An exact, complete copy of the entries is needed, with the pictures left out.

————————

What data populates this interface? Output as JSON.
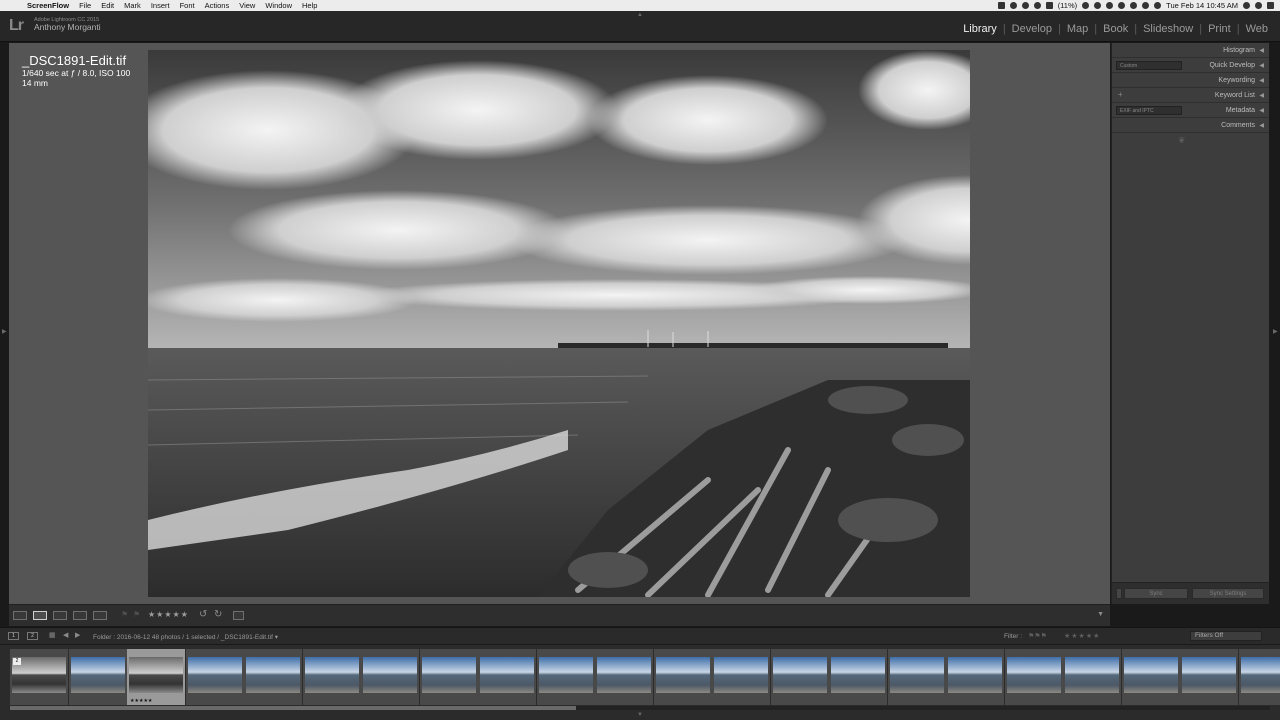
{
  "menubar": {
    "app": "ScreenFlow",
    "items": [
      "File",
      "Edit",
      "Mark",
      "Insert",
      "Font",
      "Actions",
      "View",
      "Window",
      "Help"
    ],
    "battery": "(11%)",
    "clock": "Tue Feb 14  10:45 AM"
  },
  "identity": {
    "logo": "Lr",
    "product": "Adobe Lightroom CC 2015",
    "user": "Anthony Morganti"
  },
  "modules": [
    "Library",
    "Develop",
    "Map",
    "Book",
    "Slideshow",
    "Print",
    "Web"
  ],
  "active_module": "Library",
  "info_overlay": {
    "filename": "_DSC1891-Edit.tif",
    "exif": "1/640 sec at ƒ / 8.0, ISO 100",
    "focal": "14 mm"
  },
  "right_panel": {
    "sections": [
      "Histogram",
      "Quick Develop",
      "Keywording",
      "Keyword List",
      "Metadata",
      "Comments"
    ],
    "quick_develop_preset": "Custom",
    "metadata_preset": "EXIF and IPTC",
    "sync_label": "Sync",
    "sync_settings_label": "Sync Settings"
  },
  "toolbar": {
    "stars": "★★★★★"
  },
  "filmstrip_bar": {
    "screen_1": "1",
    "screen_2": "2",
    "folder_path": "Folder : 2016-06-12     48 photos / 1 selected / _DSC1891-Edit.tif ▾",
    "filter_label": "Filter :",
    "filter_stars": "★★★★★",
    "filters_off": "Filters Off"
  },
  "filmstrip": {
    "stack_badge": "2",
    "selected_stars": "★★★★★",
    "selected_index": 2,
    "thumbnails": [
      {
        "tone": "bw"
      },
      {
        "tone": "color"
      },
      {
        "tone": "bw"
      },
      {
        "tone": "color"
      },
      {
        "tone": "color"
      },
      {
        "tone": "color"
      },
      {
        "tone": "color"
      },
      {
        "tone": "color"
      },
      {
        "tone": "color"
      },
      {
        "tone": "color"
      },
      {
        "tone": "color"
      },
      {
        "tone": "color"
      },
      {
        "tone": "color"
      },
      {
        "tone": "color"
      },
      {
        "tone": "color"
      },
      {
        "tone": "color"
      },
      {
        "tone": "color"
      },
      {
        "tone": "color"
      },
      {
        "tone": "color"
      },
      {
        "tone": "color"
      },
      {
        "tone": "color"
      },
      {
        "tone": "color"
      }
    ]
  },
  "colors": {
    "main_bg": "#555555",
    "panel_bg": "#3d3d3d",
    "active_module": "#f0f0f0"
  }
}
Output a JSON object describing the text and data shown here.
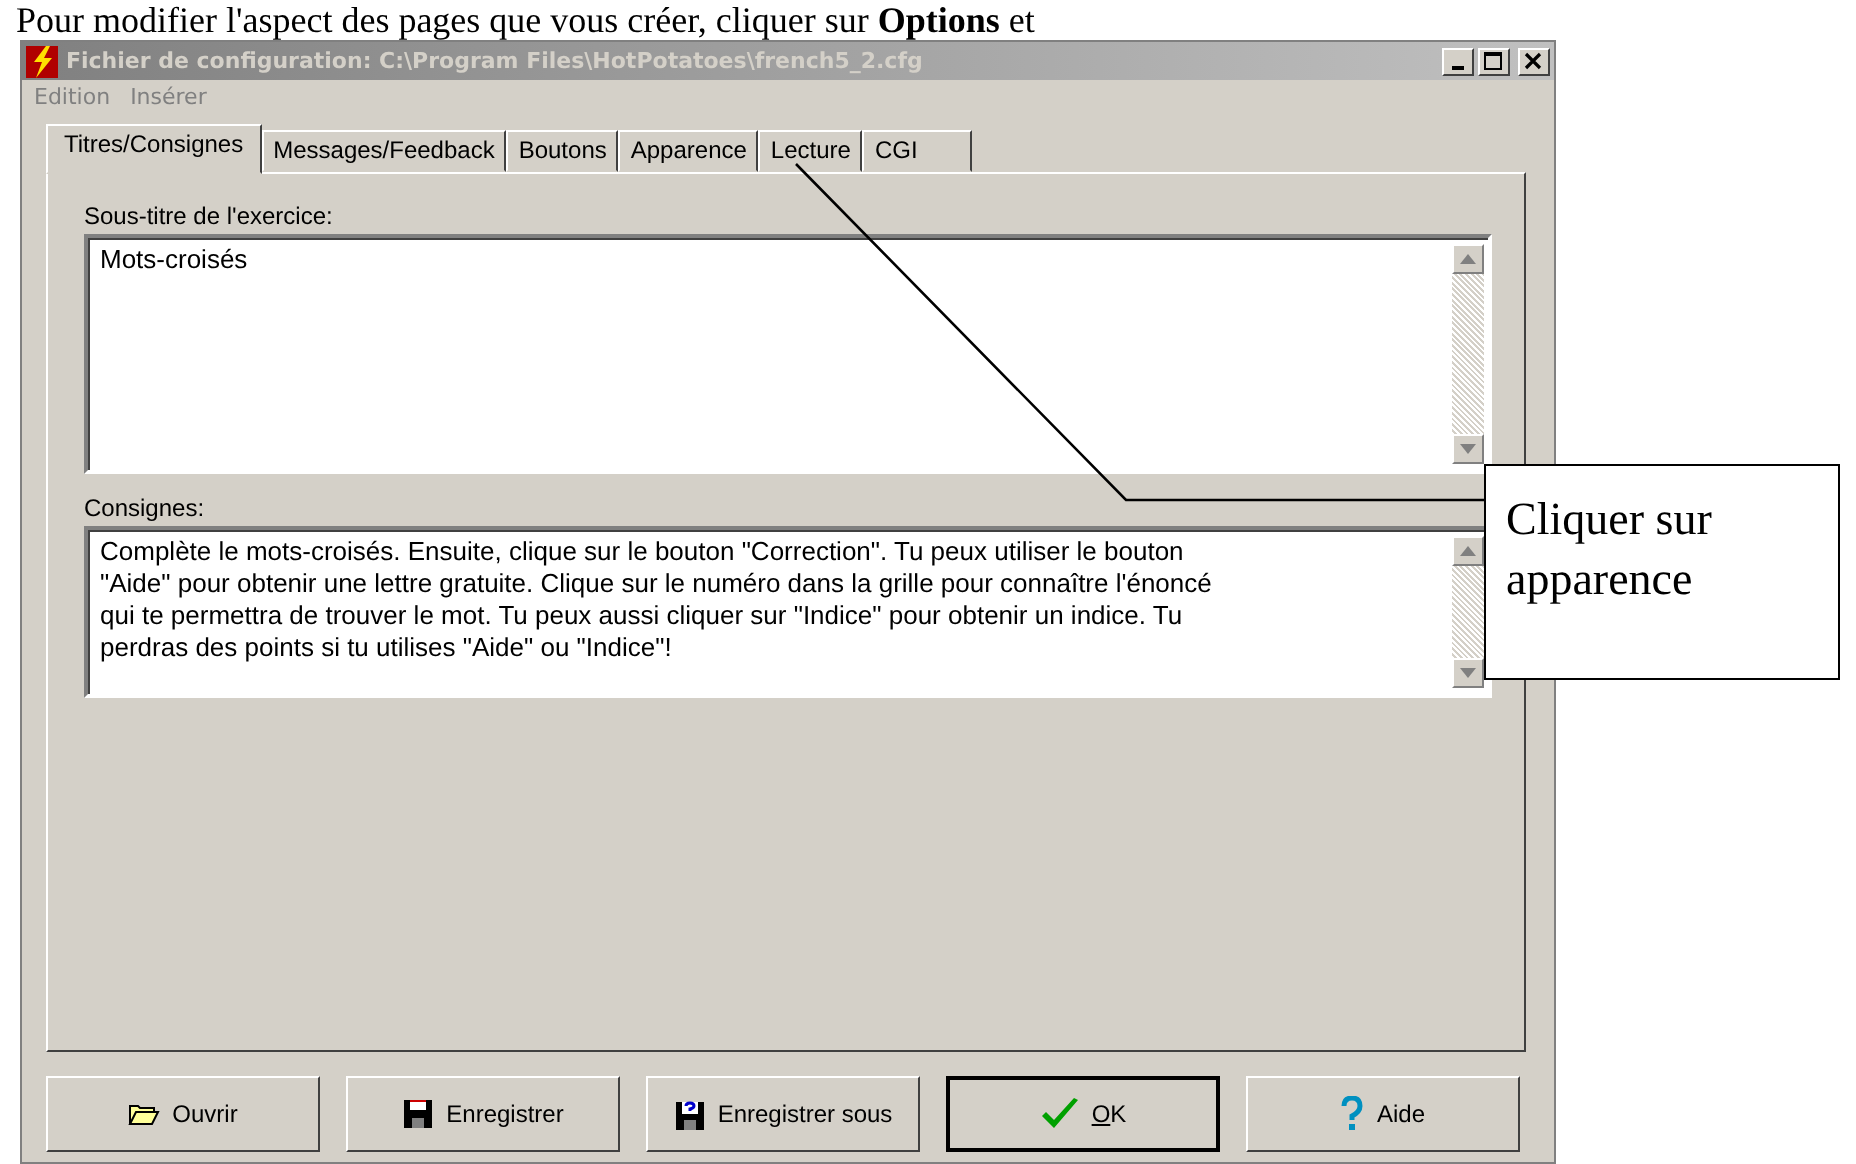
{
  "page_text": "Pour modifier l'aspect des pages que vous créer, cliquer sur **Options** et",
  "window": {
    "title": "Fichier de configuration: C:\\Program Files\\HotPotatoes\\french5_2.cfg"
  },
  "menu": [
    "Edition",
    "Insérer"
  ],
  "tabs": [
    {
      "label": "Titres/Consignes",
      "selected": true
    },
    {
      "label": "Messages/Feedback",
      "selected": false
    },
    {
      "label": "Boutons",
      "selected": false
    },
    {
      "label": "Apparence",
      "selected": false
    },
    {
      "label": "Lecture",
      "selected": false
    },
    {
      "label": "CGI",
      "selected": false
    }
  ],
  "fields": [
    {
      "label": "Sous-titre de l'exercice:",
      "value": "Mots-croisés",
      "kind": "tall"
    },
    {
      "label": "Consignes:",
      "value": "Complète le mots-croisés. Ensuite, clique sur le bouton \"Correction\".  Tu peux utiliser le bouton \"Aide\" pour obtenir une lettre gratuite. Clique sur le numéro dans la grille pour connaître l'énoncé qui te permettra de trouver le mot. Tu peux aussi cliquer sur  \"Indice\" pour obtenir un indice. Tu perdras des points si tu utilises \"Aide\" ou \"Indice\"!",
      "kind": "short"
    }
  ],
  "buttons": [
    {
      "label": "Ouvrir",
      "default": false,
      "underline_first": false
    },
    {
      "label": "Enregistrer",
      "default": false,
      "underline_first": false
    },
    {
      "label": "Enregistrer sous",
      "default": false,
      "underline_first": false
    },
    {
      "label": "OK",
      "default": true,
      "underline_first": true
    },
    {
      "label": "Aide",
      "default": false,
      "underline_first": false
    }
  ],
  "callout": {
    "text": "Cliquer sur apparence"
  }
}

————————

▸ **Result of this task**
What data populates this interface? Output as JSON.
{
  "menubar": {
    "app": "ScreenFlow",
    "items": [
      "File",
      "Edit",
      "Mark",
      "Insert",
      "Font",
      "Actions",
      "View",
      "Window",
      "Help"
    ],
    "battery": "(11%)",
    "clock": "Tue Feb 14  10:45 AM"
  },
  "identity": {
    "logo": "Lr",
    "product": "Adobe Lightroom CC 2015",
    "user": "Anthony Morganti"
  },
  "modules": [
    "Library",
    "Develop",
    "Map",
    "Book",
    "Slideshow",
    "Print",
    "Web"
  ],
  "active_module": "Library",
  "info_overlay": {
    "filename": "_DSC1891-Edit.tif",
    "exif": "1/640 sec at ƒ / 8.0, ISO 100",
    "focal": "14 mm"
  },
  "right_panel": {
    "sections": [
      "Histogram",
      "Quick Develop",
      "Keywording",
      "Keyword List",
      "Metadata",
      "Comments"
    ],
    "quick_develop_preset": "Custom",
    "metadata_preset": "EXIF and IPTC",
    "sync_label": "Sync",
    "sync_settings_label": "Sync Settings"
  },
  "toolbar": {
    "stars": "★★★★★"
  },
  "filmstrip_bar": {
    "screen_1": "1",
    "screen_2": "2",
    "folder_path": "Folder : 2016-06-12     48 photos / 1 selected / _DSC1891-Edit.tif ▾",
    "filter_label": "Filter :",
    "filter_stars": "★★★★★",
    "filters_off": "Filters Off"
  },
  "filmstrip": {
    "stack_badge": "2",
    "selected_stars": "★★★★★",
    "selected_index": 2,
    "thumbnails": [
      {
        "tone": "bw"
      },
      {
        "tone": "color"
      },
      {
        "tone": "bw"
      },
      {
        "tone": "color"
      },
      {
        "tone": "color"
      },
      {
        "tone": "color"
      },
      {
        "tone": "color"
      },
      {
        "tone": "color"
      },
      {
        "tone": "color"
      },
      {
        "tone": "color"
      },
      {
        "tone": "color"
      },
      {
        "tone": "color"
      },
      {
        "tone": "color"
      },
      {
        "tone": "color"
      },
      {
        "tone": "color"
      },
      {
        "tone": "color"
      },
      {
        "tone": "color"
      },
      {
        "tone": "color"
      },
      {
        "tone": "color"
      },
      {
        "tone": "color"
      },
      {
        "tone": "color"
      },
      {
        "tone": "color"
      }
    ]
  },
  "colors": {
    "main_bg": "#555555",
    "panel_bg": "#3d3d3d",
    "active_module": "#f0f0f0"
  }
}
Output a JSON object describing the text and data shown here.
{
  "page_text": "Pour modifier l'aspect des pages que vous créer, cliquer sur **Options** et",
  "window": {
    "title": "Fichier de configuration: C:\\Program Files\\HotPotatoes\\french5_2.cfg"
  },
  "menu": [
    "Edition",
    "Insérer"
  ],
  "tabs": [
    {
      "label": "Titres/Consignes",
      "selected": true
    },
    {
      "label": "Messages/Feedback",
      "selected": false
    },
    {
      "label": "Boutons",
      "selected": false
    },
    {
      "label": "Apparence",
      "selected": false
    },
    {
      "label": "Lecture",
      "selected": false
    },
    {
      "label": "CGI",
      "selected": false
    }
  ],
  "fields": [
    {
      "label": "Sous-titre de l'exercice:",
      "value": "Mots-croisés",
      "kind": "tall"
    },
    {
      "label": "Consignes:",
      "value": "Complète le mots-croisés. Ensuite, clique sur le bouton \"Correction\".  Tu peux utiliser le bouton \"Aide\" pour obtenir une lettre gratuite. Clique sur le numéro dans la grille pour connaître l'énoncé qui te permettra de trouver le mot. Tu peux aussi cliquer sur  \"Indice\" pour obtenir un indice. Tu perdras des points si tu utilises \"Aide\" ou \"Indice\"!",
      "kind": "short"
    }
  ],
  "buttons": [
    {
      "label": "Ouvrir",
      "default": false,
      "underline_first": false
    },
    {
      "label": "Enregistrer",
      "default": false,
      "underline_first": false
    },
    {
      "label": "Enregistrer sous",
      "default": false,
      "underline_first": false
    },
    {
      "label": "OK",
      "default": true,
      "underline_first": true
    },
    {
      "label": "Aide",
      "default": false,
      "underline_first": false
    }
  ],
  "callout": {
    "text": "Cliquer sur apparence"
  }
}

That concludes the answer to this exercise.